═════ Records shown ═════

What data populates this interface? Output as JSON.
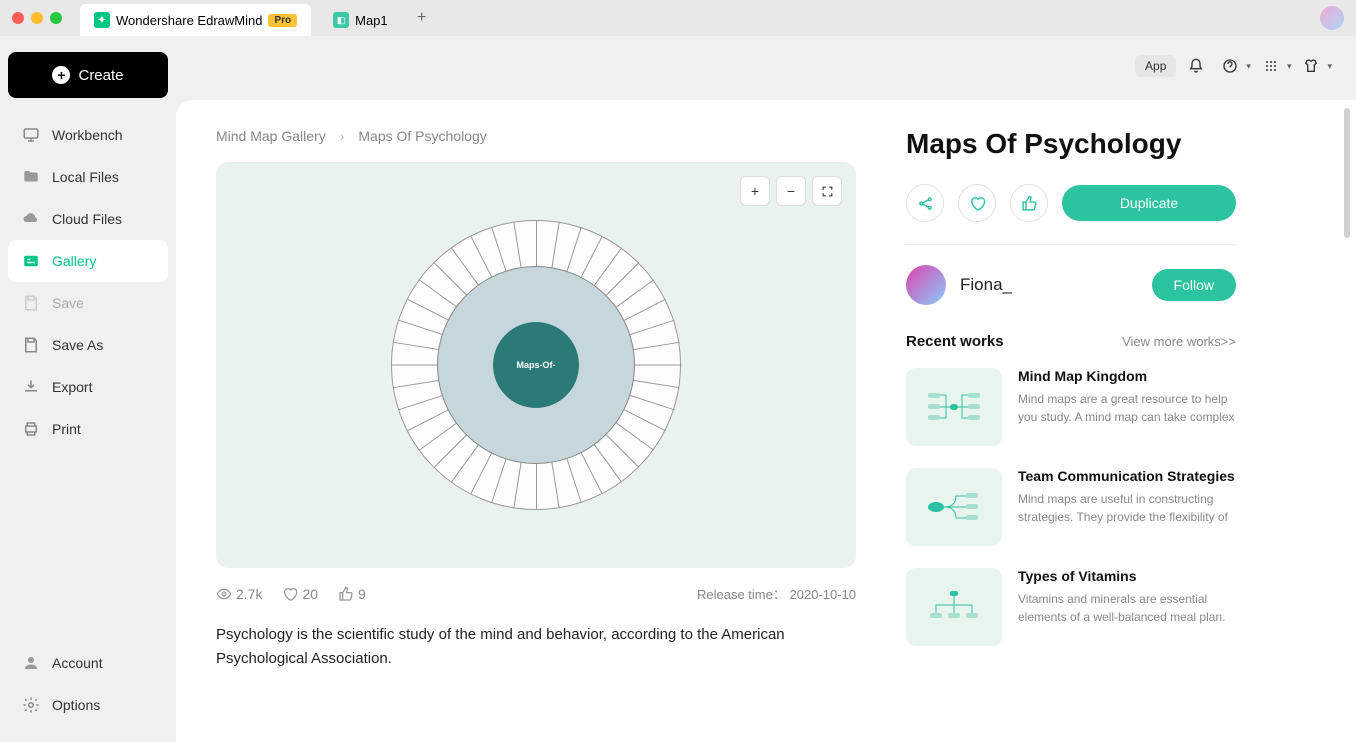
{
  "titlebar": {
    "tabs": [
      {
        "label": "Wondershare EdrawMind",
        "badge": "Pro"
      },
      {
        "label": "Map1"
      }
    ]
  },
  "toolbar": {
    "app_label": "App"
  },
  "sidebar": {
    "create_label": "Create",
    "items": [
      {
        "key": "workbench",
        "label": "Workbench"
      },
      {
        "key": "local-files",
        "label": "Local Files"
      },
      {
        "key": "cloud-files",
        "label": "Cloud Files"
      },
      {
        "key": "gallery",
        "label": "Gallery"
      },
      {
        "key": "save",
        "label": "Save"
      },
      {
        "key": "save-as",
        "label": "Save As"
      },
      {
        "key": "export",
        "label": "Export"
      },
      {
        "key": "print",
        "label": "Print"
      }
    ],
    "bottom": [
      {
        "key": "account",
        "label": "Account"
      },
      {
        "key": "options",
        "label": "Options"
      }
    ]
  },
  "breadcrumb": {
    "root": "Mind Map Gallery",
    "current": "Maps Of Psychology"
  },
  "preview": {
    "core_label": "Maps-Of-"
  },
  "stats": {
    "views": "2.7k",
    "likes": "20",
    "thumbs": "9",
    "release_label": "Release time：",
    "release_date": "2020-10-10"
  },
  "description": "Psychology is the scientific study of the mind and behavior, according to the American Psychological Association.",
  "detail": {
    "title": "Maps Of Psychology",
    "duplicate_label": "Duplicate",
    "author": "Fiona_",
    "follow_label": "Follow"
  },
  "recent": {
    "heading": "Recent works",
    "view_more": "View more works>>",
    "works": [
      {
        "title": "Mind Map Kingdom",
        "desc": "Mind maps are a great resource to help you study. A mind map can take complex"
      },
      {
        "title": "Team Communication Strategies",
        "desc": "Mind maps are useful in constructing strategies. They provide the flexibility of"
      },
      {
        "title": "Types of Vitamins",
        "desc": "Vitamins and minerals are essential elements of a well-balanced meal plan."
      }
    ]
  }
}
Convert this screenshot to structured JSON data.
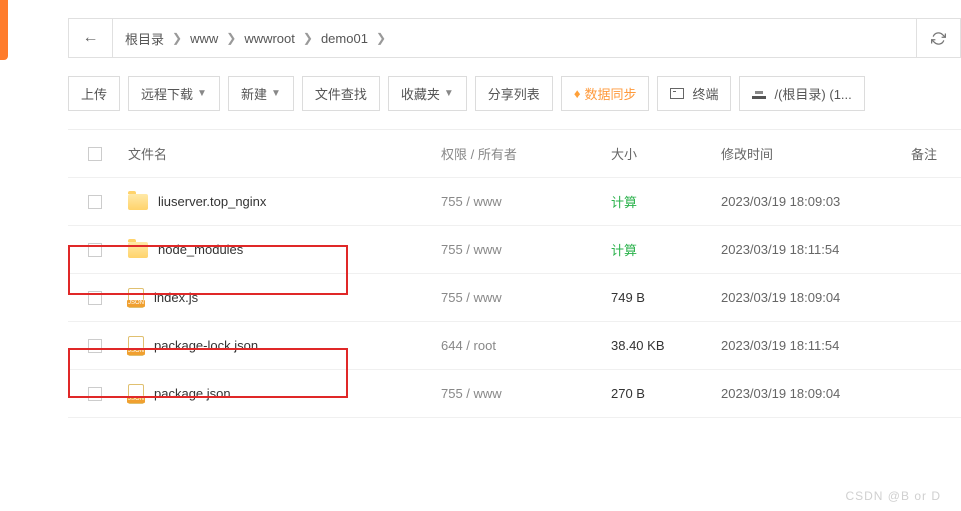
{
  "breadcrumb": {
    "root": "根目录",
    "items": [
      "www",
      "wwwroot",
      "demo01"
    ]
  },
  "toolbar": {
    "upload": "上传",
    "remote_download": "远程下载",
    "new": "新建",
    "search": "文件查找",
    "favorites": "收藏夹",
    "share": "分享列表",
    "sync": "数据同步",
    "terminal": "终端",
    "disk": "/(根目录) (1..."
  },
  "headers": {
    "name": "文件名",
    "perm": "权限 / 所有者",
    "size": "大小",
    "time": "修改时间",
    "note": "备注"
  },
  "rows": [
    {
      "type": "folder",
      "name": "liuserver.top_nginx",
      "perm": "755 / www",
      "size": "计算",
      "size_calc": true,
      "time": "2023/03/19 18:09:03"
    },
    {
      "type": "folder",
      "name": "node_modules",
      "perm": "755 / www",
      "size": "计算",
      "size_calc": true,
      "time": "2023/03/19 18:11:54"
    },
    {
      "type": "file",
      "name": "index.js",
      "perm": "755 / www",
      "size": "749 B",
      "size_calc": false,
      "time": "2023/03/19 18:09:04"
    },
    {
      "type": "file",
      "name": "package-lock.json",
      "perm": "644 / root",
      "size": "38.40 KB",
      "size_calc": false,
      "time": "2023/03/19 18:11:54"
    },
    {
      "type": "file",
      "name": "package.json",
      "perm": "755 / www",
      "size": "270 B",
      "size_calc": false,
      "time": "2023/03/19 18:09:04"
    }
  ],
  "watermark": "CSDN @B   or  D"
}
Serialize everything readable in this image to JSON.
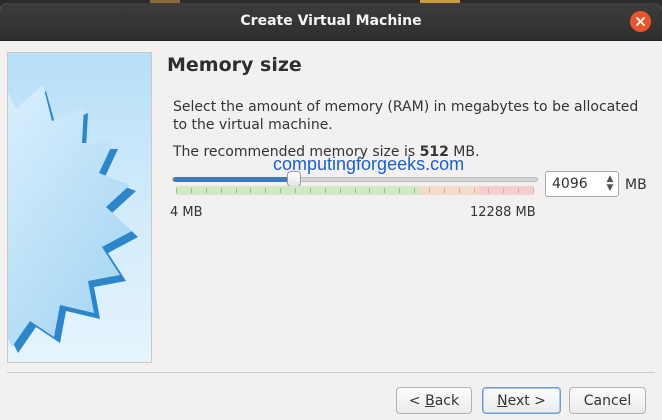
{
  "window": {
    "title": "Create Virtual Machine"
  },
  "page": {
    "heading": "Memory size",
    "description": "Select the amount of memory (RAM) in megabytes to be allocated to the virtual machine.",
    "recommend_prefix": "The recommended memory size is ",
    "recommend_value": "512",
    "recommend_suffix": " MB."
  },
  "watermark": "computingforgeeks.com",
  "memory": {
    "value": "4096",
    "unit": "MB",
    "min_label": "4 MB",
    "max_label": "12288 MB",
    "min": 4,
    "max": 12288,
    "current": 4096
  },
  "buttons": {
    "back_prefix": "< ",
    "back_mnemonic": "B",
    "back_rest": "ack",
    "next_mnemonic": "N",
    "next_rest": "ext >",
    "cancel": "Cancel"
  },
  "colors": {
    "accent": "#3d7bbf",
    "close": "#e9542c",
    "titlebar": "#302f2d"
  },
  "icons": [
    "close-icon",
    "spin-up-icon",
    "spin-down-icon",
    "virtualbox-star-graphic"
  ]
}
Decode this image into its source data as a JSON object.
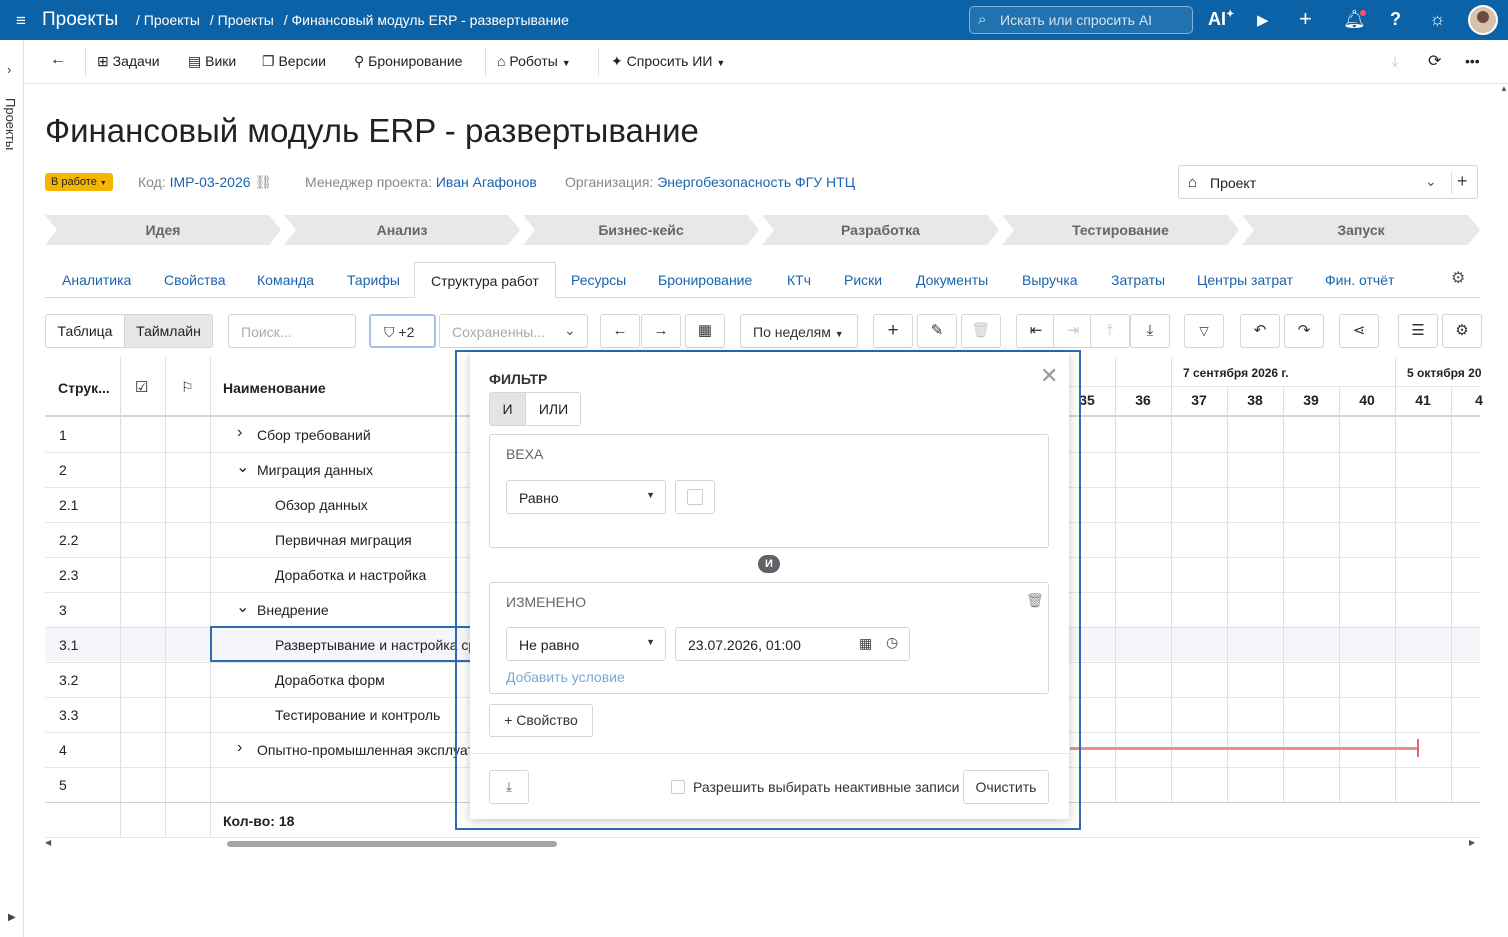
{
  "topbar": {
    "app_title": "Проекты",
    "breadcrumbs": [
      "/ Проекты",
      "/ Проекты",
      "/ Финансовый модуль ERP - развертывание"
    ],
    "search_placeholder": "Искать или спросить AI",
    "ai_label": "AI",
    "help_label": "?"
  },
  "rail": {
    "label": "Проекты"
  },
  "toolbar": {
    "back": "←",
    "tasks": "Задачи",
    "wiki": "Вики",
    "versions": "Версии",
    "booking": "Бронирование",
    "robots": "Роботы",
    "ask_ai": "Спросить ИИ"
  },
  "project": {
    "title": "Финансовый модуль ERP - развертывание",
    "status": "В работе",
    "code_label": "Код:",
    "code": "IMP-03-2026",
    "manager_label": "Менеджер проекта:",
    "manager": "Иван Агафонов",
    "org_label": "Организация:",
    "org": "Энергобезопасность ФГУ НТЦ",
    "type_select": "Проект"
  },
  "stages": [
    "Идея",
    "Анализ",
    "Бизнес-кейс",
    "Разработка",
    "Тестирование",
    "Запуск"
  ],
  "tabs": [
    "Аналитика",
    "Свойства",
    "Команда",
    "Тарифы",
    "Структура работ",
    "Ресурсы",
    "Бронирование",
    "КТч",
    "Риски",
    "Документы",
    "Выручка",
    "Затраты",
    "Центры затрат",
    "Фин. отчёт"
  ],
  "active_tab": "Структура работ",
  "view": {
    "table": "Таблица",
    "timeline": "Таймлайн",
    "search_placeholder": "Поиск...",
    "filter_count": "+2",
    "saved_placeholder": "Сохраненны...",
    "period": "По неделям"
  },
  "table": {
    "headers": {
      "structure": "Струк...",
      "name": "Наименование"
    },
    "rows": [
      {
        "num": "1",
        "name": "Сбор требований",
        "level": 0,
        "expand": "›"
      },
      {
        "num": "2",
        "name": "Миграция данных",
        "level": 0,
        "expand": "⌄"
      },
      {
        "num": "2.1",
        "name": "Обзор данных",
        "level": 1,
        "expand": ""
      },
      {
        "num": "2.2",
        "name": "Первичная миграция",
        "level": 1,
        "expand": ""
      },
      {
        "num": "2.3",
        "name": "Доработка и настройка",
        "level": 1,
        "expand": ""
      },
      {
        "num": "3",
        "name": "Внедрение",
        "level": 0,
        "expand": "⌄"
      },
      {
        "num": "3.1",
        "name": "Развертывание и настройка ср",
        "level": 1,
        "expand": ""
      },
      {
        "num": "3.2",
        "name": "Доработка форм",
        "level": 1,
        "expand": ""
      },
      {
        "num": "3.3",
        "name": "Тестирование и контроль",
        "level": 1,
        "expand": ""
      },
      {
        "num": "4",
        "name": "Опытно-промышленная эксплуат",
        "level": 0,
        "expand": "›"
      },
      {
        "num": "5",
        "name": "",
        "level": 0,
        "expand": ""
      }
    ],
    "footer": "Кол-во: 18"
  },
  "timeline": {
    "months": [
      "7 сентября 2026 г.",
      "5 октября 20"
    ],
    "weeks": [
      "35",
      "36",
      "37",
      "38",
      "39",
      "40",
      "41",
      "4"
    ]
  },
  "filter": {
    "title": "ФИЛЬТР",
    "and": "И",
    "or": "ИЛИ",
    "cond1": {
      "field": "ВЕХА",
      "op": "Равно"
    },
    "joiner": "И",
    "cond2": {
      "field": "ИЗМЕНЕНО",
      "op": "Не равно",
      "value": "23.07.2026, 01:00"
    },
    "add_condition": "Добавить условие",
    "add_property": "+ Свойство",
    "inactive_label": "Разрешить выбирать неактивные записи",
    "clear": "Очистить"
  }
}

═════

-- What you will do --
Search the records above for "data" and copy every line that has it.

-- Your solution --
What data populates this interface? Output as JSON.
Convert this screenshot to structured JSON data.
Decode this image into its source data as a JSON object.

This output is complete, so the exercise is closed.